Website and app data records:
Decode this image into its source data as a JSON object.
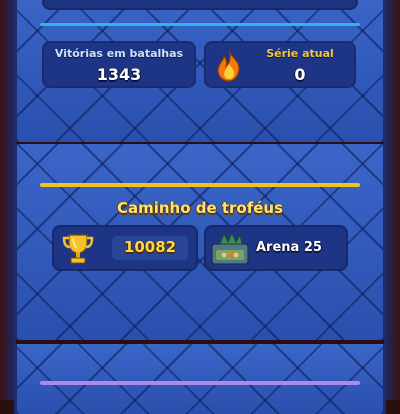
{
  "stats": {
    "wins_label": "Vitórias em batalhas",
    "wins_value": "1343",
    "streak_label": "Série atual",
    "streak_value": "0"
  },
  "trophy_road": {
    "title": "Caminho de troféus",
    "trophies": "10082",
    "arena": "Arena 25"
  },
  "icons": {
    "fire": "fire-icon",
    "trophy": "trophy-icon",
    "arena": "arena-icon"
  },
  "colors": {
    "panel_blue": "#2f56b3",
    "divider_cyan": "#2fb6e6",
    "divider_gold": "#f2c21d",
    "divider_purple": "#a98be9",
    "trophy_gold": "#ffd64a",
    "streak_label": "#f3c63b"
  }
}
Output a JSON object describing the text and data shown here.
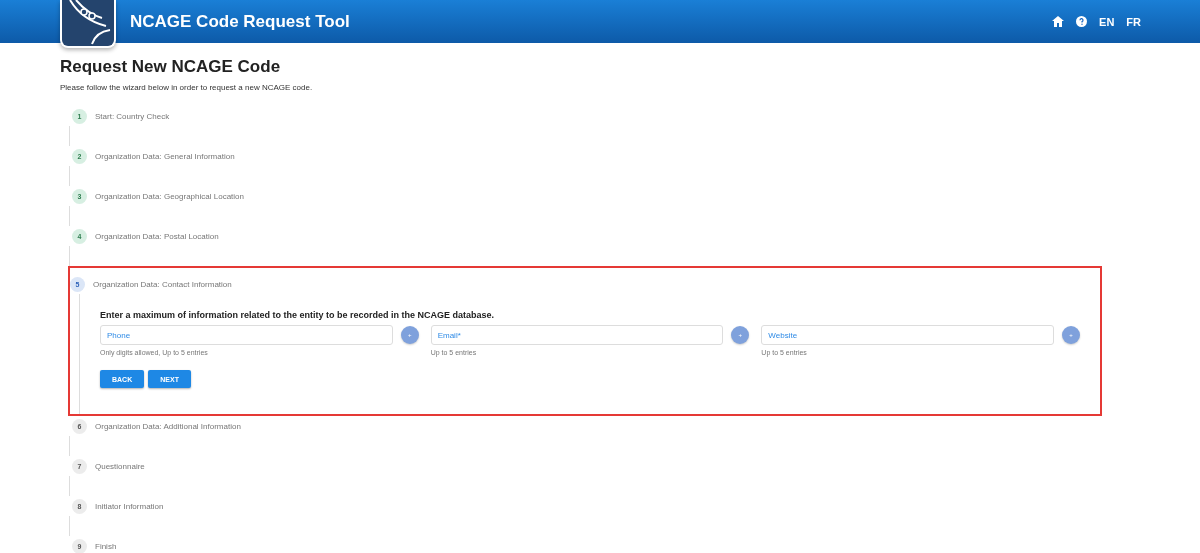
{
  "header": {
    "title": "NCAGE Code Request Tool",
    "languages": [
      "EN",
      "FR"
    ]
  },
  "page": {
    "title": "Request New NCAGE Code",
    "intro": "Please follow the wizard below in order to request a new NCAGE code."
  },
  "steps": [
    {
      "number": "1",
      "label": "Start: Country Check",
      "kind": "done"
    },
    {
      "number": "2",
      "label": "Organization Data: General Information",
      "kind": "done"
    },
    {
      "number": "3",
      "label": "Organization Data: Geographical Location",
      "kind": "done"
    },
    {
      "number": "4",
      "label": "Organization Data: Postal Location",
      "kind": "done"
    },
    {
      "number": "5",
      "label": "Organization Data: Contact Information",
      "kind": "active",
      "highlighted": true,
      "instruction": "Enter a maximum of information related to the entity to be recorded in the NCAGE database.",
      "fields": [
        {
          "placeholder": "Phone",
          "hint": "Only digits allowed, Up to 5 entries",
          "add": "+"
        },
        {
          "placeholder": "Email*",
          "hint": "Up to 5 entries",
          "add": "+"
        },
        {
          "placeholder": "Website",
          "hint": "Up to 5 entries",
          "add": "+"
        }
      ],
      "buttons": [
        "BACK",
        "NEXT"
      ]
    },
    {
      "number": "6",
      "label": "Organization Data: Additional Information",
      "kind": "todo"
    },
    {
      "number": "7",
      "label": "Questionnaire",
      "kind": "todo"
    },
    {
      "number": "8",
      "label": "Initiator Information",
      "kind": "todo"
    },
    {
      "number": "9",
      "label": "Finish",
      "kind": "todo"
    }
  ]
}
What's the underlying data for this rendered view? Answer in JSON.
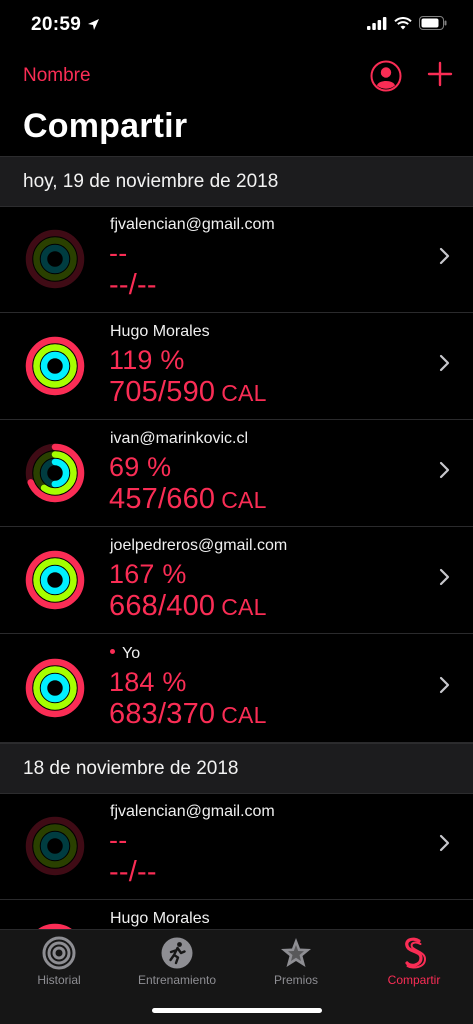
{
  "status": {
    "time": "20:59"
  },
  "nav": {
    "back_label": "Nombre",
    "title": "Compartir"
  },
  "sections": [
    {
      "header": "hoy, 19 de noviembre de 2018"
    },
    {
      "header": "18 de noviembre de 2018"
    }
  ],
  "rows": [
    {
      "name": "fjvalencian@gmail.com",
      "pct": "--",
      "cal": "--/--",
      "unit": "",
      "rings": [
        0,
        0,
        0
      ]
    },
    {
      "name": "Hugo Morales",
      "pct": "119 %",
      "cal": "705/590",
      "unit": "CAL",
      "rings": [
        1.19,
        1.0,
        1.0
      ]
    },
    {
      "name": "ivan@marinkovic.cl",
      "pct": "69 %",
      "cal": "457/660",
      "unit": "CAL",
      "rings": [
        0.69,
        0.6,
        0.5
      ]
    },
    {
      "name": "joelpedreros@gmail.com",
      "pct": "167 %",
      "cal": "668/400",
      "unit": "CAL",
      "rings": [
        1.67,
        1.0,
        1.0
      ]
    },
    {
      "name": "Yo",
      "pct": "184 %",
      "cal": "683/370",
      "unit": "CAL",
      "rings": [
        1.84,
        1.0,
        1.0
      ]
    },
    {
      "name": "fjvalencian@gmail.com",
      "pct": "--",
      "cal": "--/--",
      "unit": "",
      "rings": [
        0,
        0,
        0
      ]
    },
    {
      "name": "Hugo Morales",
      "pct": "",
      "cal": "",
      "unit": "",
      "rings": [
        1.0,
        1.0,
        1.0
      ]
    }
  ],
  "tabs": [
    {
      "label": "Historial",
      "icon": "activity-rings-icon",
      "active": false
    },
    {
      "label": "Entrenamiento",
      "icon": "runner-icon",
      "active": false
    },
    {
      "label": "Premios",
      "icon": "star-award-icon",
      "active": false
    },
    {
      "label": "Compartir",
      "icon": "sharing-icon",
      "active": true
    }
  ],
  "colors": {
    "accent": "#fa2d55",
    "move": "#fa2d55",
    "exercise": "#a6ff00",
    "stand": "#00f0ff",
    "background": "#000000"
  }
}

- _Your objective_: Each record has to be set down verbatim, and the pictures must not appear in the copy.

- _Response box_:
Decode this image into its source data as a JSON object.
{
  "stats": {
    "wins_label": "Vitórias em batalhas",
    "wins_value": "1343",
    "streak_label": "Série atual",
    "streak_value": "0"
  },
  "trophy_road": {
    "title": "Caminho de troféus",
    "trophies": "10082",
    "arena": "Arena 25"
  },
  "icons": {
    "fire": "fire-icon",
    "trophy": "trophy-icon",
    "arena": "arena-icon"
  },
  "colors": {
    "panel_blue": "#2f56b3",
    "divider_cyan": "#2fb6e6",
    "divider_gold": "#f2c21d",
    "divider_purple": "#a98be9",
    "trophy_gold": "#ffd64a",
    "streak_label": "#f3c63b"
  }
}
Output a JSON object describing the text and data shown here.
{
  "header": {
    "title": "NCAGE Code Request Tool",
    "languages": [
      "EN",
      "FR"
    ]
  },
  "page": {
    "title": "Request New NCAGE Code",
    "intro": "Please follow the wizard below in order to request a new NCAGE code."
  },
  "steps": [
    {
      "number": "1",
      "label": "Start: Country Check",
      "kind": "done"
    },
    {
      "number": "2",
      "label": "Organization Data: General Information",
      "kind": "done"
    },
    {
      "number": "3",
      "label": "Organization Data: Geographical Location",
      "kind": "done"
    },
    {
      "number": "4",
      "label": "Organization Data: Postal Location",
      "kind": "done"
    },
    {
      "number": "5",
      "label": "Organization Data: Contact Information",
      "kind": "active",
      "highlighted": true,
      "instruction": "Enter a maximum of information related to the entity to be recorded in the NCAGE database.",
      "fields": [
        {
          "placeholder": "Phone",
          "hint": "Only digits allowed, Up to 5 entries",
          "add": "+"
        },
        {
          "placeholder": "Email*",
          "hint": "Up to 5 entries",
          "add": "+"
        },
        {
          "placeholder": "Website",
          "hint": "Up to 5 entries",
          "add": "+"
        }
      ],
      "buttons": [
        "BACK",
        "NEXT"
      ]
    },
    {
      "number": "6",
      "label": "Organization Data: Additional Information",
      "kind": "todo"
    },
    {
      "number": "7",
      "label": "Questionnaire",
      "kind": "todo"
    },
    {
      "number": "8",
      "label": "Initiator Information",
      "kind": "todo"
    },
    {
      "number": "9",
      "label": "Finish",
      "kind": "todo"
    }
  ]
}
What's the underlying data for this rendered view? Answer in JSON.
{
  "status": {
    "time": "20:59"
  },
  "nav": {
    "back_label": "Nombre",
    "title": "Compartir"
  },
  "sections": [
    {
      "header": "hoy, 19 de noviembre de 2018"
    },
    {
      "header": "18 de noviembre de 2018"
    }
  ],
  "rows": [
    {
      "name": "fjvalencian@gmail.com",
      "pct": "--",
      "cal": "--/--",
      "unit": "",
      "rings": [
        0,
        0,
        0
      ]
    },
    {
      "name": "Hugo Morales",
      "pct": "119 %",
      "cal": "705/590",
      "unit": "CAL",
      "rings": [
        1.19,
        1.0,
        1.0
      ]
    },
    {
      "name": "ivan@marinkovic.cl",
      "pct": "69 %",
      "cal": "457/660",
      "unit": "CAL",
      "rings": [
        0.69,
        0.6,
        0.5
      ]
    },
    {
      "name": "joelpedreros@gmail.com",
      "pct": "167 %",
      "cal": "668/400",
      "unit": "CAL",
      "rings": [
        1.67,
        1.0,
        1.0
      ]
    },
    {
      "name": "Yo",
      "pct": "184 %",
      "cal": "683/370",
      "unit": "CAL",
      "rings": [
        1.84,
        1.0,
        1.0
      ]
    },
    {
      "name": "fjvalencian@gmail.com",
      "pct": "--",
      "cal": "--/--",
      "unit": "",
      "rings": [
        0,
        0,
        0
      ]
    },
    {
      "name": "Hugo Morales",
      "pct": "",
      "cal": "",
      "unit": "",
      "rings": [
        1.0,
        1.0,
        1.0
      ]
    }
  ],
  "tabs": [
    {
      "label": "Historial",
      "icon": "activity-rings-icon",
      "active": false
    },
    {
      "label": "Entrenamiento",
      "icon": "runner-icon",
      "active": false
    },
    {
      "label": "Premios",
      "icon": "star-award-icon",
      "active": false
    },
    {
      "label": "Compartir",
      "icon": "sharing-icon",
      "active": true
    }
  ],
  "colors": {
    "accent": "#fa2d55",
    "move": "#fa2d55",
    "exercise": "#a6ff00",
    "stand": "#00f0ff",
    "background": "#000000"
  }
}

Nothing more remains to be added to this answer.